**TASK DESCRIPTION**
Lines with the word "grid": copy all of them from the entries below.

**DATA UNDER STUDY**
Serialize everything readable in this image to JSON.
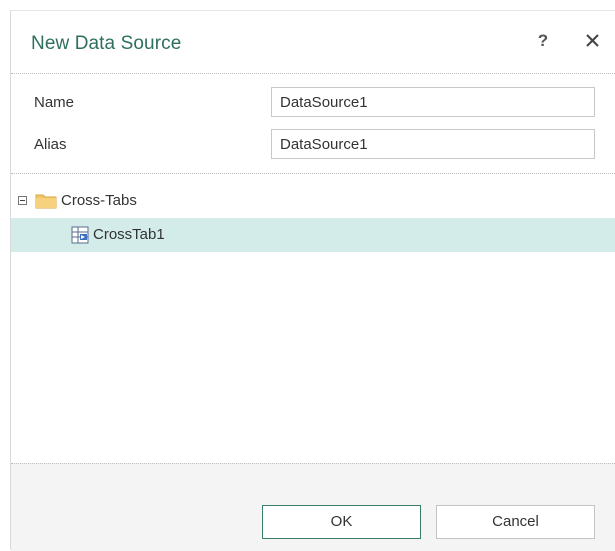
{
  "dialog": {
    "title": "New Data Source",
    "help_label": "?",
    "title_color": "#2e6f5e"
  },
  "properties": {
    "name": {
      "label": "Name",
      "value": "DataSource1"
    },
    "alias": {
      "label": "Alias",
      "value": "DataSource1"
    }
  },
  "tree": {
    "folder": {
      "label": "Cross-Tabs",
      "icon": "folder-icon",
      "expanded": true
    },
    "items": [
      {
        "label": "CrossTab1",
        "icon": "crosstab-icon",
        "selected": true
      }
    ],
    "selection_color": "#d3ece9"
  },
  "buttons": {
    "ok": "OK",
    "cancel": "Cancel"
  }
}
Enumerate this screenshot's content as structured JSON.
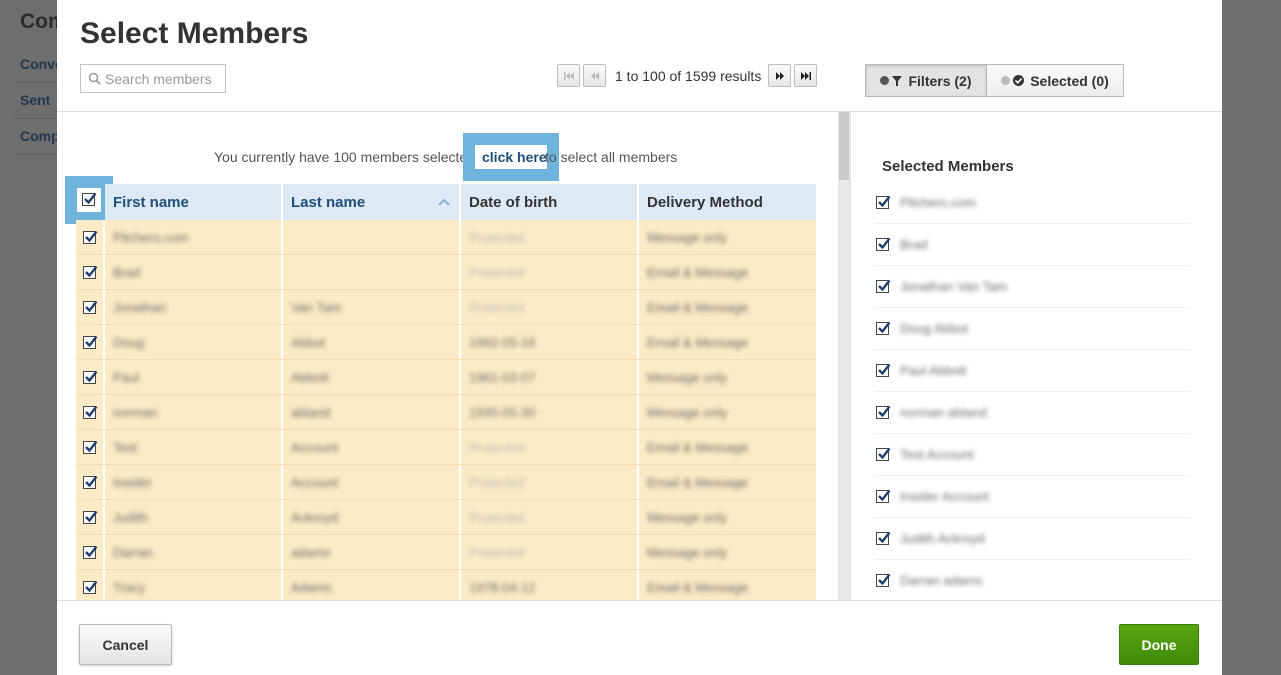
{
  "background": {
    "title": "Com",
    "nav": [
      "Conve",
      "Sent",
      "Comp"
    ]
  },
  "modal": {
    "title": "Select Members",
    "search": {
      "placeholder": "Search members",
      "value": ""
    },
    "pager": {
      "text": "1 to 100 of 1599 results"
    },
    "tabs": {
      "filters": "Filters (2)",
      "selected": "Selected (0)"
    },
    "notice": {
      "pre": "You currently have 100 members selected -",
      "link": "click here",
      "post": "to select all members"
    },
    "columns": [
      "First name",
      "Last name",
      "Date of birth",
      "Delivery Method"
    ],
    "rows": [
      {
        "first": "Pitchero.com",
        "last": "",
        "dob": "Protected",
        "delivery": "Message only"
      },
      {
        "first": "Brad",
        "last": "",
        "dob": "Protected",
        "delivery": "Email & Message"
      },
      {
        "first": "Jonathan",
        "last": "Van Tam",
        "dob": "Protected",
        "delivery": "Email & Message"
      },
      {
        "first": "Doug",
        "last": "Abbot",
        "dob": "1992-05-16",
        "delivery": "Email & Message"
      },
      {
        "first": "Paul",
        "last": "Abbott",
        "dob": "1961-03-07",
        "delivery": "Message only"
      },
      {
        "first": "norman",
        "last": "abland",
        "dob": "1935-05-30",
        "delivery": "Message only"
      },
      {
        "first": "Test",
        "last": "Account",
        "dob": "Protected",
        "delivery": "Email & Message"
      },
      {
        "first": "Insider",
        "last": "Account",
        "dob": "Protected",
        "delivery": "Email & Message"
      },
      {
        "first": "Judith",
        "last": "Ackroyd",
        "dob": "Protected",
        "delivery": "Message only"
      },
      {
        "first": "Darran",
        "last": "adams",
        "dob": "Protected",
        "delivery": "Message only"
      },
      {
        "first": "Tracy",
        "last": "Adams",
        "dob": "1978-04-12",
        "delivery": "Email & Message"
      }
    ],
    "selected_panel": {
      "title": "Selected Members",
      "items": [
        "Pitchero.com",
        "Brad",
        "Jonathan Van Tam",
        "Doug Abbot",
        "Paul Abbott",
        "norman abland",
        "Test Account",
        "Insider Account",
        "Judith Ackroyd",
        "Darran adams"
      ]
    },
    "footer": {
      "cancel": "Cancel",
      "done": "Done"
    }
  },
  "colors": {
    "accent_blue": "#6fb3dc",
    "row_highlight": "#fbeac6",
    "header_bg": "#ddeaf5",
    "done_green": "#4a9a0c"
  }
}
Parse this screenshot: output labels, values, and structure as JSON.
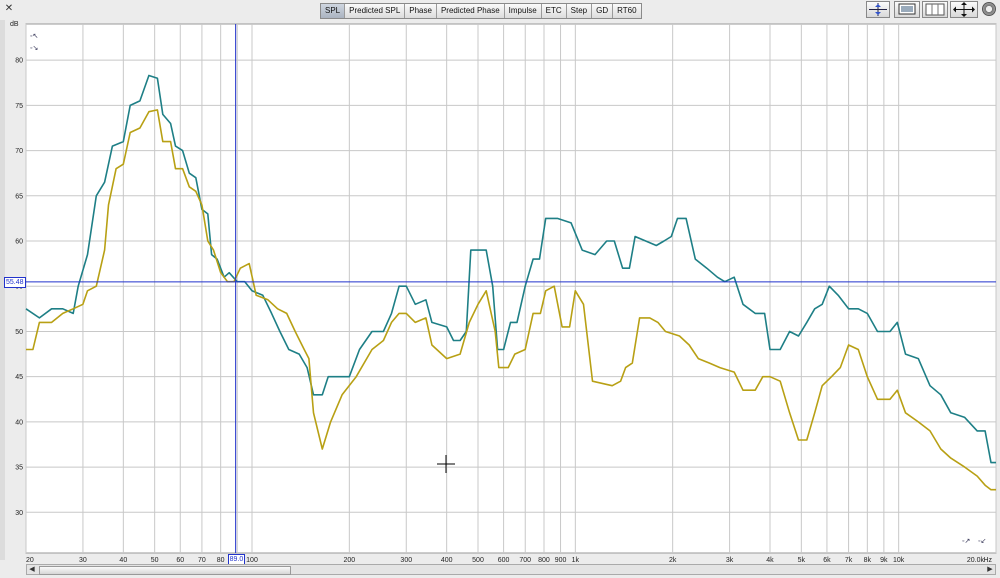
{
  "toolbar": {
    "tabs": [
      {
        "label": "SPL",
        "active": true
      },
      {
        "label": "Predicted SPL",
        "active": false
      },
      {
        "label": "Phase",
        "active": false
      },
      {
        "label": "Predicted Phase",
        "active": false
      },
      {
        "label": "Impulse",
        "active": false
      },
      {
        "label": "ETC",
        "active": false
      },
      {
        "label": "Step",
        "active": false
      },
      {
        "label": "GD",
        "active": false
      },
      {
        "label": "RT60",
        "active": false
      }
    ],
    "icons": [
      "zoom-vertical-icon",
      "zoom-window-icon",
      "grid-panel-icon",
      "pan-arrows-icon",
      "settings-gear-icon"
    ]
  },
  "cursor": {
    "x_label": "89.0",
    "y_label": "55.48"
  },
  "colors": {
    "teal": "#1e7f86",
    "gold": "#b8a014",
    "cursor": "#2233cc",
    "grid": "#c8c8c8"
  },
  "chart_data": {
    "type": "line",
    "title": "",
    "xlabel": "Hz",
    "ylabel": "dB",
    "x_scale": "log",
    "xlim": [
      20,
      20000
    ],
    "ylim": [
      25.5,
      84
    ],
    "grid": true,
    "yticks": [
      30,
      35,
      40,
      45,
      50,
      55,
      60,
      65,
      70,
      75,
      80
    ],
    "xticks": [
      {
        "v": 20,
        "label": "20"
      },
      {
        "v": 30,
        "label": "30"
      },
      {
        "v": 40,
        "label": "40"
      },
      {
        "v": 50,
        "label": "50"
      },
      {
        "v": 60,
        "label": "60"
      },
      {
        "v": 70,
        "label": "70"
      },
      {
        "v": 80,
        "label": "80"
      },
      {
        "v": 100,
        "label": "100"
      },
      {
        "v": 200,
        "label": "200"
      },
      {
        "v": 300,
        "label": "300"
      },
      {
        "v": 400,
        "label": "400"
      },
      {
        "v": 500,
        "label": "500"
      },
      {
        "v": 600,
        "label": "600"
      },
      {
        "v": 700,
        "label": "700"
      },
      {
        "v": 800,
        "label": "800"
      },
      {
        "v": 900,
        "label": "900"
      },
      {
        "v": 1000,
        "label": "1k"
      },
      {
        "v": 2000,
        "label": "2k"
      },
      {
        "v": 3000,
        "label": "3k"
      },
      {
        "v": 4000,
        "label": "4k"
      },
      {
        "v": 5000,
        "label": "5k"
      },
      {
        "v": 6000,
        "label": "6k"
      },
      {
        "v": 7000,
        "label": "7k"
      },
      {
        "v": 8000,
        "label": "8k"
      },
      {
        "v": 9000,
        "label": "9k"
      },
      {
        "v": 10000,
        "label": "10k"
      },
      {
        "v": 20000,
        "label": "20.0k"
      }
    ],
    "cursor": {
      "x": 89.0,
      "y": 55.48
    },
    "series": [
      {
        "color": "#1e7f86",
        "points": [
          [
            20,
            52.5
          ],
          [
            22,
            51.5
          ],
          [
            24,
            52.5
          ],
          [
            26,
            52.5
          ],
          [
            28,
            52
          ],
          [
            29,
            55
          ],
          [
            31,
            58.5
          ],
          [
            33,
            65
          ],
          [
            35,
            66.5
          ],
          [
            37,
            70.5
          ],
          [
            40,
            71
          ],
          [
            42,
            75
          ],
          [
            45,
            75.5
          ],
          [
            48,
            78.3
          ],
          [
            51,
            78
          ],
          [
            53,
            74
          ],
          [
            56,
            73
          ],
          [
            58,
            70.5
          ],
          [
            61,
            70
          ],
          [
            64,
            67.5
          ],
          [
            67,
            67
          ],
          [
            70,
            63.5
          ],
          [
            73,
            63
          ],
          [
            75,
            58.5
          ],
          [
            78,
            58
          ],
          [
            82,
            56
          ],
          [
            85,
            56.5
          ],
          [
            90,
            55.5
          ],
          [
            95,
            55.5
          ],
          [
            100,
            54.5
          ],
          [
            108,
            54
          ],
          [
            115,
            52
          ],
          [
            122,
            50
          ],
          [
            130,
            48
          ],
          [
            140,
            47.5
          ],
          [
            148,
            46
          ],
          [
            155,
            43
          ],
          [
            165,
            43
          ],
          [
            172,
            45
          ],
          [
            200,
            45
          ],
          [
            215,
            48
          ],
          [
            235,
            50
          ],
          [
            255,
            50
          ],
          [
            270,
            52
          ],
          [
            285,
            55
          ],
          [
            300,
            55
          ],
          [
            320,
            53
          ],
          [
            345,
            53.5
          ],
          [
            360,
            51
          ],
          [
            400,
            50.5
          ],
          [
            420,
            49
          ],
          [
            440,
            49
          ],
          [
            460,
            50
          ],
          [
            475,
            59
          ],
          [
            530,
            59
          ],
          [
            555,
            55
          ],
          [
            575,
            48
          ],
          [
            600,
            48
          ],
          [
            630,
            51
          ],
          [
            660,
            51
          ],
          [
            700,
            55
          ],
          [
            740,
            58
          ],
          [
            775,
            58
          ],
          [
            810,
            62.5
          ],
          [
            880,
            62.5
          ],
          [
            970,
            62
          ],
          [
            1050,
            59
          ],
          [
            1150,
            58.5
          ],
          [
            1250,
            60
          ],
          [
            1320,
            60
          ],
          [
            1400,
            57
          ],
          [
            1470,
            57
          ],
          [
            1530,
            60.5
          ],
          [
            1650,
            60
          ],
          [
            1780,
            59.5
          ],
          [
            1880,
            60
          ],
          [
            1980,
            60.5
          ],
          [
            2070,
            62.5
          ],
          [
            2200,
            62.5
          ],
          [
            2350,
            58
          ],
          [
            2550,
            57
          ],
          [
            2750,
            56
          ],
          [
            2900,
            55.5
          ],
          [
            3100,
            56
          ],
          [
            3300,
            53
          ],
          [
            3600,
            52
          ],
          [
            3850,
            52
          ],
          [
            4000,
            48
          ],
          [
            4300,
            48
          ],
          [
            4600,
            50
          ],
          [
            4900,
            49.5
          ],
          [
            5200,
            51
          ],
          [
            5500,
            52.5
          ],
          [
            5800,
            53
          ],
          [
            6100,
            55
          ],
          [
            6500,
            54
          ],
          [
            7000,
            52.5
          ],
          [
            7500,
            52.5
          ],
          [
            8000,
            52
          ],
          [
            8600,
            50
          ],
          [
            9400,
            50
          ],
          [
            9900,
            51
          ],
          [
            10500,
            47.5
          ],
          [
            11500,
            47
          ],
          [
            12500,
            44
          ],
          [
            13500,
            43
          ],
          [
            14500,
            41
          ],
          [
            16000,
            40.5
          ],
          [
            17500,
            39
          ],
          [
            18500,
            39
          ],
          [
            19300,
            35.5
          ],
          [
            20000,
            35.5
          ]
        ]
      },
      {
        "color": "#b8a014",
        "points": [
          [
            20,
            48
          ],
          [
            21,
            48
          ],
          [
            22,
            51
          ],
          [
            24,
            51
          ],
          [
            26,
            52
          ],
          [
            28,
            52.5
          ],
          [
            30,
            53
          ],
          [
            31,
            54.5
          ],
          [
            33,
            55
          ],
          [
            35,
            59
          ],
          [
            36,
            64
          ],
          [
            38,
            68
          ],
          [
            40,
            68.5
          ],
          [
            42,
            72
          ],
          [
            45,
            72.5
          ],
          [
            48,
            74.3
          ],
          [
            51,
            74.5
          ],
          [
            53,
            71
          ],
          [
            56,
            71
          ],
          [
            58,
            68
          ],
          [
            61,
            68
          ],
          [
            64,
            66
          ],
          [
            67,
            65.5
          ],
          [
            70,
            64
          ],
          [
            73,
            60
          ],
          [
            76,
            59
          ],
          [
            80,
            56.5
          ],
          [
            84,
            55.5
          ],
          [
            88,
            55.5
          ],
          [
            92,
            57
          ],
          [
            98,
            57.5
          ],
          [
            103,
            54
          ],
          [
            112,
            53.5
          ],
          [
            120,
            52.5
          ],
          [
            128,
            52
          ],
          [
            136,
            50
          ],
          [
            145,
            48
          ],
          [
            150,
            47
          ],
          [
            155,
            41
          ],
          [
            165,
            37
          ],
          [
            175,
            40
          ],
          [
            190,
            43
          ],
          [
            210,
            45
          ],
          [
            235,
            48
          ],
          [
            255,
            49
          ],
          [
            270,
            51
          ],
          [
            285,
            52
          ],
          [
            300,
            52
          ],
          [
            320,
            51
          ],
          [
            345,
            51.5
          ],
          [
            360,
            48.5
          ],
          [
            400,
            47
          ],
          [
            440,
            47.5
          ],
          [
            470,
            51
          ],
          [
            500,
            53
          ],
          [
            530,
            54.5
          ],
          [
            565,
            50
          ],
          [
            580,
            46
          ],
          [
            620,
            46
          ],
          [
            650,
            47.5
          ],
          [
            700,
            48
          ],
          [
            740,
            52
          ],
          [
            780,
            52
          ],
          [
            810,
            54.5
          ],
          [
            860,
            55
          ],
          [
            910,
            50.5
          ],
          [
            960,
            50.5
          ],
          [
            1000,
            54.5
          ],
          [
            1060,
            53
          ],
          [
            1130,
            44.5
          ],
          [
            1300,
            44
          ],
          [
            1380,
            44.5
          ],
          [
            1430,
            46
          ],
          [
            1500,
            46.5
          ],
          [
            1580,
            51.5
          ],
          [
            1700,
            51.5
          ],
          [
            1800,
            51
          ],
          [
            1900,
            50
          ],
          [
            2100,
            49.5
          ],
          [
            2250,
            48.5
          ],
          [
            2400,
            47
          ],
          [
            2600,
            46.5
          ],
          [
            2800,
            46
          ],
          [
            3100,
            45.5
          ],
          [
            3300,
            43.5
          ],
          [
            3600,
            43.5
          ],
          [
            3800,
            45
          ],
          [
            4000,
            45
          ],
          [
            4300,
            44.5
          ],
          [
            4600,
            41
          ],
          [
            4900,
            38
          ],
          [
            5200,
            38
          ],
          [
            5500,
            41
          ],
          [
            5800,
            44
          ],
          [
            6200,
            45
          ],
          [
            6600,
            46
          ],
          [
            7000,
            48.5
          ],
          [
            7500,
            48
          ],
          [
            8000,
            45
          ],
          [
            8600,
            42.5
          ],
          [
            9400,
            42.5
          ],
          [
            9900,
            43.5
          ],
          [
            10500,
            41
          ],
          [
            11500,
            40
          ],
          [
            12500,
            39
          ],
          [
            13500,
            37
          ],
          [
            14500,
            36
          ],
          [
            16000,
            35
          ],
          [
            17500,
            34
          ],
          [
            18500,
            33
          ],
          [
            19300,
            32.5
          ],
          [
            20000,
            32.5
          ]
        ]
      }
    ]
  }
}
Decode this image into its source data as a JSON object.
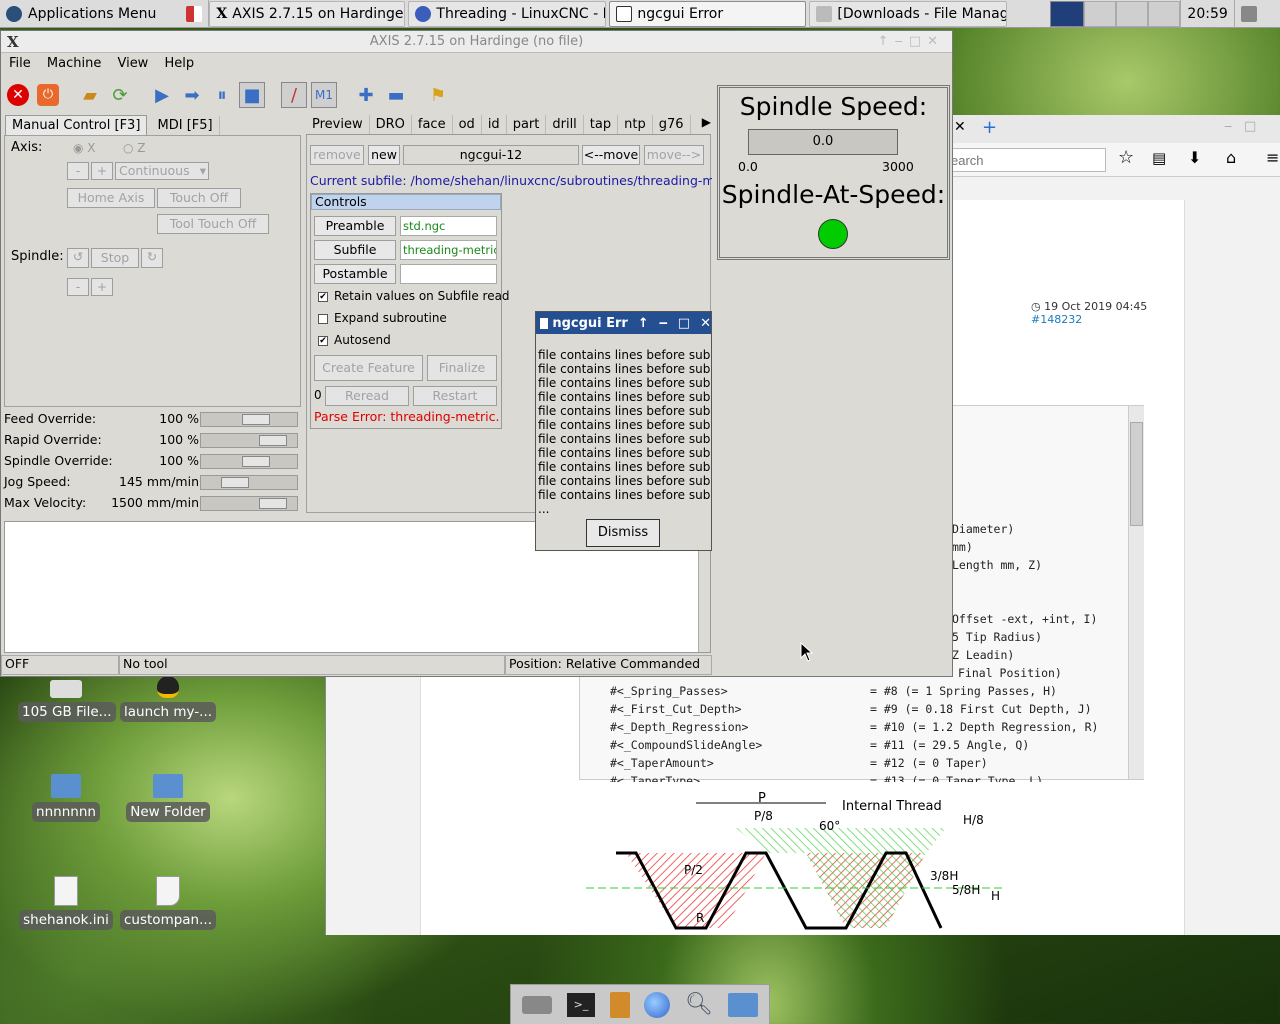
{
  "taskbar": {
    "apps_menu": "Applications Menu",
    "clock": "20:59",
    "tasks": [
      {
        "label": "AXIS 2.7.15 on Hardinge..."
      },
      {
        "label": "Threading - LinuxCNC - I..."
      },
      {
        "label": "ngcgui Error"
      },
      {
        "label": "[Downloads - File Manag..."
      }
    ]
  },
  "browser": {
    "search_placeholder": "earch",
    "post_date": "19 Oct 2019 04:45",
    "post_id": "#148232",
    "code_right": [
      "Diameter)",
      "mm)",
      "Length mm, Z)",
      "Offset -ext, +int, I)",
      "5 Tip Radius)",
      "Z Leadin)",
      "Final Position)"
    ],
    "code_rows": [
      {
        "k": "#<_Spring_Passes>",
        "v": "= #8 (= 1 Spring Passes, H)"
      },
      {
        "k": "#<_First_Cut_Depth>",
        "v": "= #9 (= 0.18 First Cut Depth, J)"
      },
      {
        "k": "#<_Depth_Regression>",
        "v": "= #10 (= 1.2 Depth Regression, R)"
      },
      {
        "k": "#<_CompoundSlideAngle>",
        "v": "= #11 (= 29.5 Angle, Q)"
      },
      {
        "k": "#<_TaperAmount>",
        "v": "= #12 (= 0 Taper)"
      },
      {
        "k": "#<_TaperType>",
        "v": "= #13 (= 0 Taper Type, L)"
      }
    ],
    "diagram": {
      "title": "Internal Thread",
      "p": "P",
      "p8": "P/8",
      "angle": "60°",
      "p2": "P/2",
      "h8": "H/8",
      "h38": "3/8H",
      "h58": "5/8H",
      "h": "H",
      "r": "R"
    }
  },
  "axis": {
    "title": "AXIS 2.7.15 on Hardinge (no file)",
    "menu": [
      "File",
      "Machine",
      "View",
      "Help"
    ],
    "tabs_left": [
      "Manual Control [F3]",
      "MDI [F5]"
    ],
    "axis_label": "Axis:",
    "axis_x": "X",
    "axis_z": "Z",
    "minus": "-",
    "plus": "+",
    "jog_mode": "Continuous",
    "home_axis": "Home Axis",
    "touch_off": "Touch Off",
    "tool_touch_off": "Tool Touch Off",
    "spindle_label": "Spindle:",
    "stop": "Stop",
    "overrides": [
      {
        "label": "Feed Override:",
        "value": "100 %",
        "level": 0.6
      },
      {
        "label": "Rapid Override:",
        "value": "100 %",
        "level": 0.85
      },
      {
        "label": "Spindle Override:",
        "value": "100 %",
        "level": 0.6
      },
      {
        "label": "Jog Speed:",
        "value": "145 mm/min",
        "level": 0.3
      },
      {
        "label": "Max Velocity:",
        "value": "1500 mm/min",
        "level": 0.85
      }
    ],
    "tabs_right": [
      "Preview",
      "DRO",
      "face",
      "od",
      "id",
      "part",
      "drill",
      "tap",
      "ntp",
      "g76"
    ],
    "remove": "remove",
    "new": "new",
    "page": "ngcgui-12",
    "move_left": "<--move",
    "move_right": "move-->",
    "subfile_path": "Current subfile: /home/shehan/linuxcnc/subroutines/threading-me",
    "controls_title": "Controls",
    "preamble": "Preamble",
    "preamble_val": "std.ngc",
    "subfile": "Subfile",
    "subfile_val": "threading-metric.",
    "postamble": "Postamble",
    "postamble_val": "",
    "retain": "Retain values on Subfile read",
    "expand": "Expand subroutine",
    "autosend": "Autosend",
    "create_feature": "Create Feature",
    "finalize": "Finalize",
    "counter": "0",
    "reread": "Reread",
    "restart": "Restart",
    "parse_error": "Parse Error: threading-metric.n",
    "spindle_speed": "Spindle Speed:",
    "speed_value": "0.0",
    "scale_min": "0.0",
    "scale_max": "3000",
    "at_speed": "Spindle-At-Speed:",
    "status_state": "OFF",
    "status_tool": "No tool",
    "status_position": "Position: Relative Commanded"
  },
  "dialog": {
    "title": "ngcgui Err",
    "line": "file contains lines before sub",
    "line_count": 11,
    "ellipsis": "...",
    "dismiss": "Dismiss"
  },
  "desktop": [
    {
      "label": "105 GB File..."
    },
    {
      "label": "launch my-..."
    },
    {
      "label": "nnnnnnn"
    },
    {
      "label": "New Folder"
    },
    {
      "label": "shehanok.ini"
    },
    {
      "label": "custompan..."
    }
  ],
  "colors": {
    "title_blue": "#244f91",
    "green_led": "#00cc00",
    "error_red": "#e00000",
    "link_blue": "#1a1aa6"
  }
}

**ANSWER AREA**
      "grid-panel-icon",
    "grid": "#c8c8c8"
    "grid": true,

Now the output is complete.